Your goal => In the data below, find every line with the word "icon" and copy it out.

Excerpted records =>
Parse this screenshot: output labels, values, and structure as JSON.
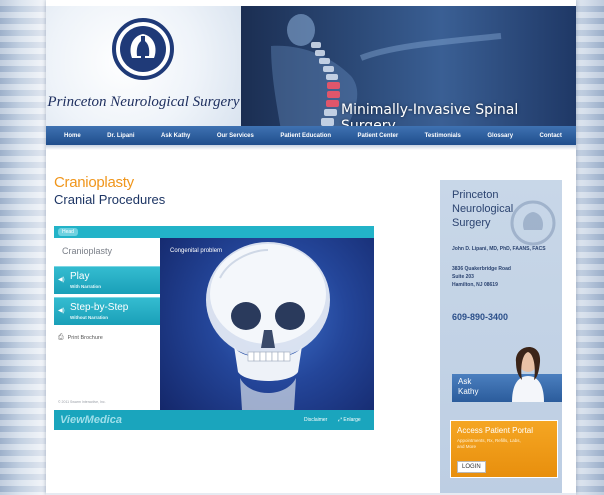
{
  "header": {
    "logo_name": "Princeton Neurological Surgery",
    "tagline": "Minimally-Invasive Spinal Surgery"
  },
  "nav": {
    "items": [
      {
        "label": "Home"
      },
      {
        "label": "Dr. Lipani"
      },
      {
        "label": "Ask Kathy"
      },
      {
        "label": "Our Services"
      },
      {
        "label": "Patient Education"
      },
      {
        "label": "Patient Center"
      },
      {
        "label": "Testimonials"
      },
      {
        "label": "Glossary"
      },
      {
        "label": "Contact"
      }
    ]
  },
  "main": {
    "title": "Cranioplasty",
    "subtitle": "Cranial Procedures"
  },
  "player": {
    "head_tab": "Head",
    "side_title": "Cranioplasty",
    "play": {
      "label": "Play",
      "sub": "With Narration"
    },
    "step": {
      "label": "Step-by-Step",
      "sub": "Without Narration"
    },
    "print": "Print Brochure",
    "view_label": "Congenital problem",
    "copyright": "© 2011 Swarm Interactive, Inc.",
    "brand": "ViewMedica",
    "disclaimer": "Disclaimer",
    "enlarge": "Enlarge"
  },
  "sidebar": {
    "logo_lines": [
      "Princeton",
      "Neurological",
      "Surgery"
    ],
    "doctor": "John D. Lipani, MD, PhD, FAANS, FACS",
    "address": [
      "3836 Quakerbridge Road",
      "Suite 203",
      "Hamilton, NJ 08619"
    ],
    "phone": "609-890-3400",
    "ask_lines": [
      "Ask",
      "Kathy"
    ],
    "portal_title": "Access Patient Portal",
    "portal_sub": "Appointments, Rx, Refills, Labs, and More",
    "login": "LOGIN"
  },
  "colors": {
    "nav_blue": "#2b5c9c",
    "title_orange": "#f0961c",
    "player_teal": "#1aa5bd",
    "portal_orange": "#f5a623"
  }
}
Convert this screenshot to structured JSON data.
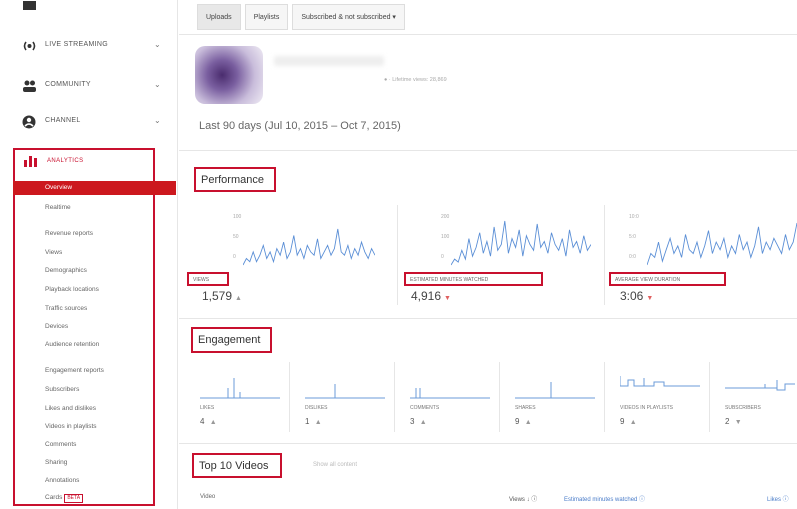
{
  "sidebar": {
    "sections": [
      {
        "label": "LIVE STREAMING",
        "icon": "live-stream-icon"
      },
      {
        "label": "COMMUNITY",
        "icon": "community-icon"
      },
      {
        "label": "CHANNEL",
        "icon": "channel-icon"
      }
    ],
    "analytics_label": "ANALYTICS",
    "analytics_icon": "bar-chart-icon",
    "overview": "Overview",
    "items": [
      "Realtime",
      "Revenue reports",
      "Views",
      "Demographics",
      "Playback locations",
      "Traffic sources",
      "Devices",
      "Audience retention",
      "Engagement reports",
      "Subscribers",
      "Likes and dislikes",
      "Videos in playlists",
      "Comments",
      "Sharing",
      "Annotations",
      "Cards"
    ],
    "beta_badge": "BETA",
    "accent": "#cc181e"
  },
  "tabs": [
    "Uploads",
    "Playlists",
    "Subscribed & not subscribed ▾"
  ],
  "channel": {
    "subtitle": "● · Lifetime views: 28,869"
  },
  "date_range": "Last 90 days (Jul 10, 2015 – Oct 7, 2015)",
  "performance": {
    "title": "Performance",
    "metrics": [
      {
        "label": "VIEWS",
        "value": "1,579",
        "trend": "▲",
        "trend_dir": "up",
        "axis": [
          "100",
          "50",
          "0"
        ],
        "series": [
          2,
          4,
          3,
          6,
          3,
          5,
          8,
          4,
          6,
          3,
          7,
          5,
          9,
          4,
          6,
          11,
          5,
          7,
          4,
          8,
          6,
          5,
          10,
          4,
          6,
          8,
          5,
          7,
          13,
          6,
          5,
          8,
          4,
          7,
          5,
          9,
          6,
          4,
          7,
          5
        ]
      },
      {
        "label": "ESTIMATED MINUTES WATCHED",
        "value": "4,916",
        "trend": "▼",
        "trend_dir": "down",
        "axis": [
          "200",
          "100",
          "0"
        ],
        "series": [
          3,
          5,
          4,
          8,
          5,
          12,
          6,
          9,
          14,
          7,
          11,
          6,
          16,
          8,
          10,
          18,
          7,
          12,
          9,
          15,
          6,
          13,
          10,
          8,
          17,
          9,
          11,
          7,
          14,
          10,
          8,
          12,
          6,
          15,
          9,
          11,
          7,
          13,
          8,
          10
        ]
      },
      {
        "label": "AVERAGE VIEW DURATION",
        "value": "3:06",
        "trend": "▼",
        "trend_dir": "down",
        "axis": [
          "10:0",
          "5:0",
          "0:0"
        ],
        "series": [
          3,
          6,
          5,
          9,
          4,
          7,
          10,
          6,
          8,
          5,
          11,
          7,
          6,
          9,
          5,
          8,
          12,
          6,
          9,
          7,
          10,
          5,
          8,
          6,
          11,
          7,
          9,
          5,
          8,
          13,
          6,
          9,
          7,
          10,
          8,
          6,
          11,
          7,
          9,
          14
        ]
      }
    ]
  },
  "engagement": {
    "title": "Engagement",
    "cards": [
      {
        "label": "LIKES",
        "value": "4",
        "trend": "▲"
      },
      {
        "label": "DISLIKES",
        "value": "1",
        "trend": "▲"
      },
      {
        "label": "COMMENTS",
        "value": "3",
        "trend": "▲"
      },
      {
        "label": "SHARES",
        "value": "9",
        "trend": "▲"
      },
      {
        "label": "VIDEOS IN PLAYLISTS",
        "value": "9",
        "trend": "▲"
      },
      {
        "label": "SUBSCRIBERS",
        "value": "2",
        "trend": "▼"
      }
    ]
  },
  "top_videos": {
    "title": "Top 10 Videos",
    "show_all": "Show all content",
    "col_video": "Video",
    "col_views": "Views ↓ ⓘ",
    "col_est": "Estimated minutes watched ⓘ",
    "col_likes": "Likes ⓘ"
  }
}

Response to this exercise =>
        "icon": "live-stream-icon"
        "icon": "community-icon"
        "icon": "channel-icon"
    "analytics_icon": "bar-chart-icon",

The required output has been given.